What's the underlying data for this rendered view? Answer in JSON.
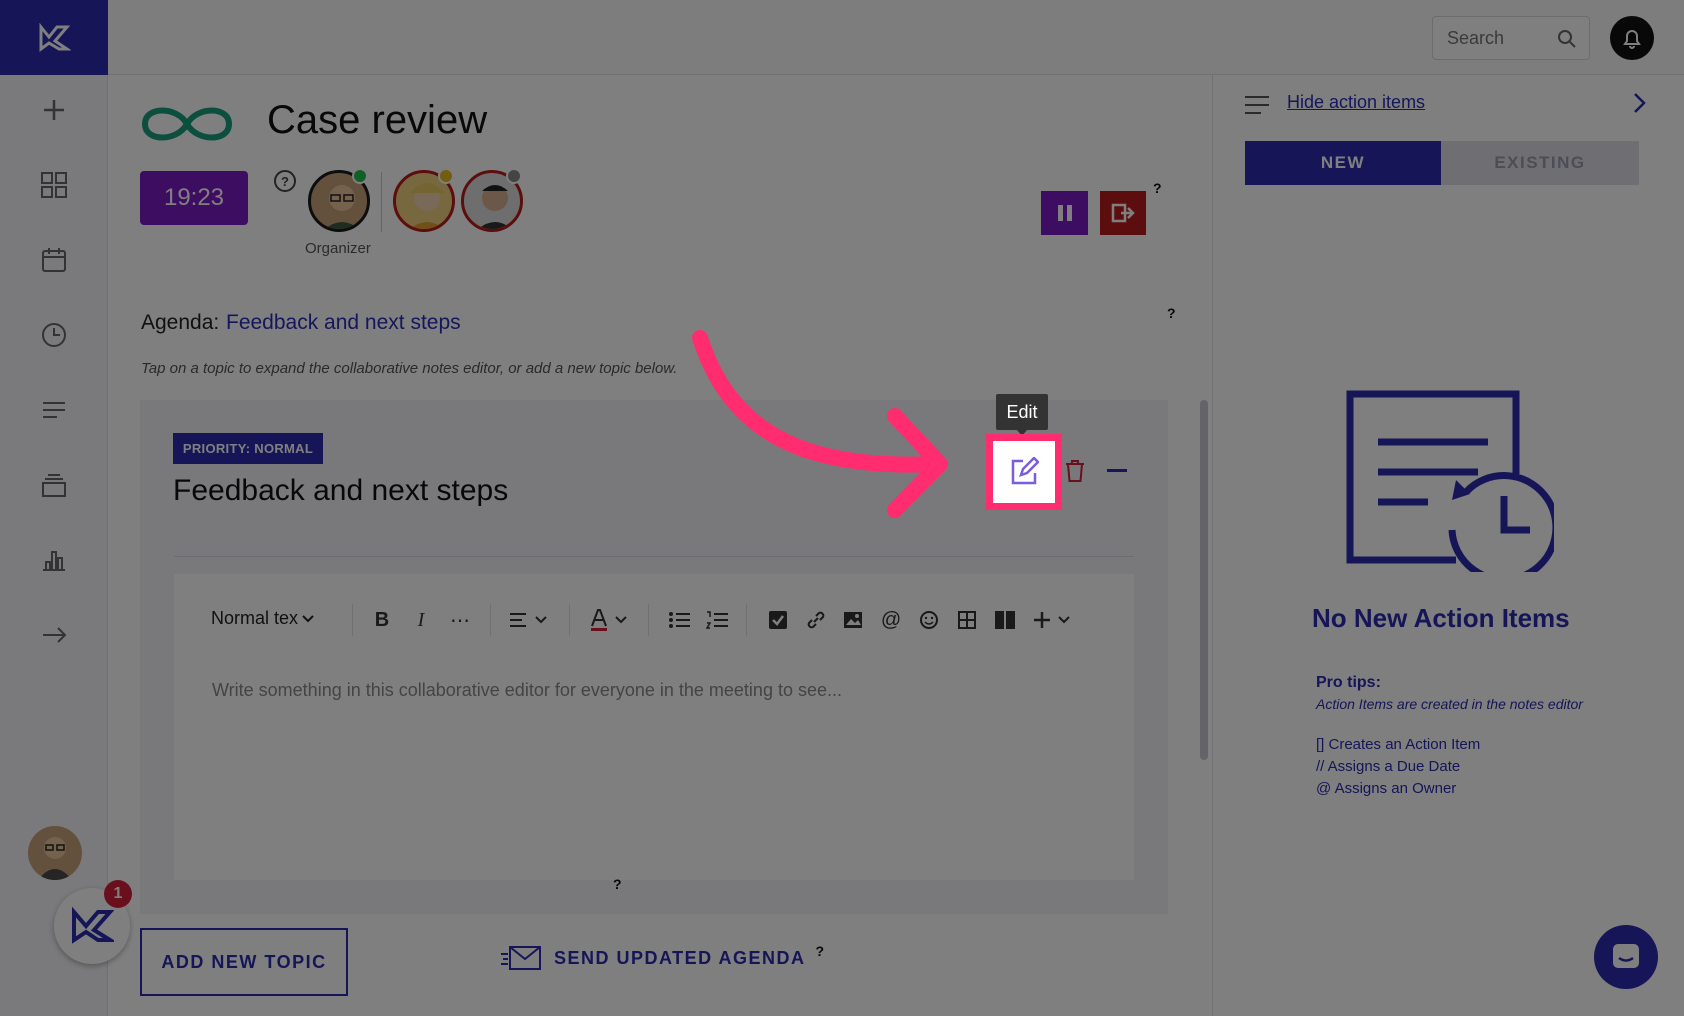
{
  "nav": {
    "items": [
      "add-icon",
      "dashboard-icon",
      "calendar-icon",
      "clock-icon",
      "list-icon",
      "archive-icon",
      "chart-icon",
      "arrow-right-icon"
    ],
    "badge_count": "1"
  },
  "header": {
    "search_placeholder": "Search"
  },
  "meeting": {
    "title": "Case review",
    "timer": "19:23",
    "organizer_label": "Organizer",
    "help_mark": "?",
    "agenda_label": "Agenda:",
    "agenda_link": "Feedback and next steps",
    "hint": "Tap on a topic to expand the collaborative notes editor, or add a new topic below."
  },
  "topic": {
    "priority": "PRIORITY: NORMAL",
    "title": "Feedback and next steps",
    "edit_tooltip": "Edit"
  },
  "editor": {
    "format_select": "Normal tex",
    "placeholder": "Write something in this collaborative editor for everyone in the meeting to see..."
  },
  "footer": {
    "add_topic": "ADD NEW TOPIC",
    "send_agenda": "SEND UPDATED AGENDA"
  },
  "action_panel": {
    "hide_link": "Hide action items",
    "tab_new": "NEW",
    "tab_existing": "EXISTING",
    "empty_title": "No New Action Items",
    "pro_tips": "Pro tips:",
    "pro_sub": "Action Items are created in the notes editor",
    "tips": [
      "[] Creates an Action Item",
      "// Assigns a Due Date",
      "@ Assigns an Owner"
    ]
  },
  "colors": {
    "brand": "#2b2bb0",
    "timer": "#7a1bc4",
    "leave": "#b81a1a",
    "highlight": "#ff2d6f"
  }
}
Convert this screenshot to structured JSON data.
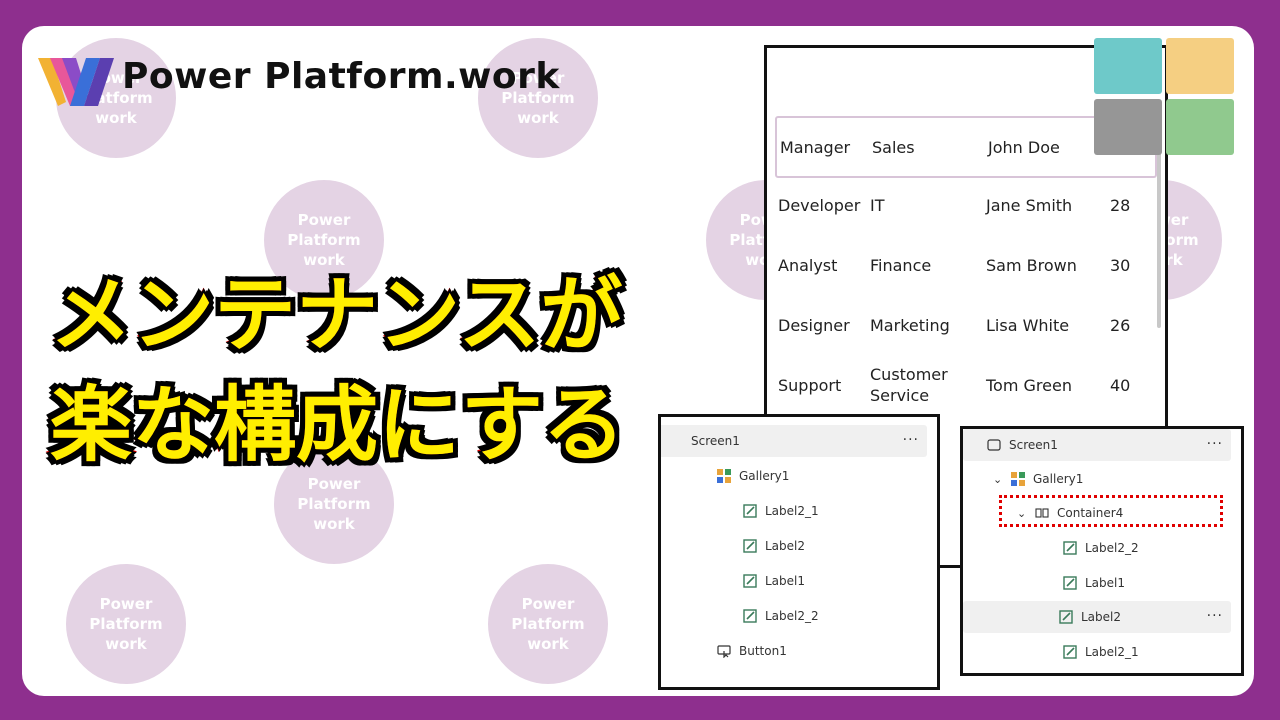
{
  "brand": {
    "name": "Power Platform.work"
  },
  "watermark": {
    "text": "Power\nPlatform\nwork"
  },
  "headline": {
    "line1": "メンテナンスが",
    "line2": "楽な構成にする"
  },
  "gallery": {
    "rows": [
      {
        "role": "Manager",
        "dept": "Sales",
        "name": "John Doe",
        "age": ""
      },
      {
        "role": "Developer",
        "dept": "IT",
        "name": "Jane Smith",
        "age": "28"
      },
      {
        "role": "Analyst",
        "dept": "Finance",
        "name": "Sam Brown",
        "age": "30"
      },
      {
        "role": "Designer",
        "dept": "Marketing",
        "name": "Lisa White",
        "age": "26"
      },
      {
        "role": "Support",
        "dept": "Customer\nService",
        "name": "Tom Green",
        "age": "40"
      }
    ],
    "partial_text": "s"
  },
  "swatches": {
    "colors": [
      "#6ec9c9",
      "#f5cf82",
      "#969696",
      "#90c98e"
    ]
  },
  "tree_left": {
    "screen": "Screen1",
    "gallery": "Gallery1",
    "items": [
      "Label2_1",
      "Label2",
      "Label1",
      "Label2_2"
    ],
    "button": "Button1",
    "more": "···"
  },
  "tree_right": {
    "screen": "Screen1",
    "gallery": "Gallery1",
    "container": "Container4",
    "items": [
      "Label2_2",
      "Label1",
      "Label2",
      "Label2_1"
    ],
    "more": "···"
  },
  "colors": {
    "background": "#8e2f8e",
    "headline_fill": "#ffee00",
    "headline_stroke": "#e00000",
    "highlight": "#e00000"
  }
}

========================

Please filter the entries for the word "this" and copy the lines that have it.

What's the underlying data for this rendered view? Answer in JSON.
    "placeholder": "Write something in this collaborative editor for everyone in the meeting to see..."
Convert this screenshot to structured JSON data.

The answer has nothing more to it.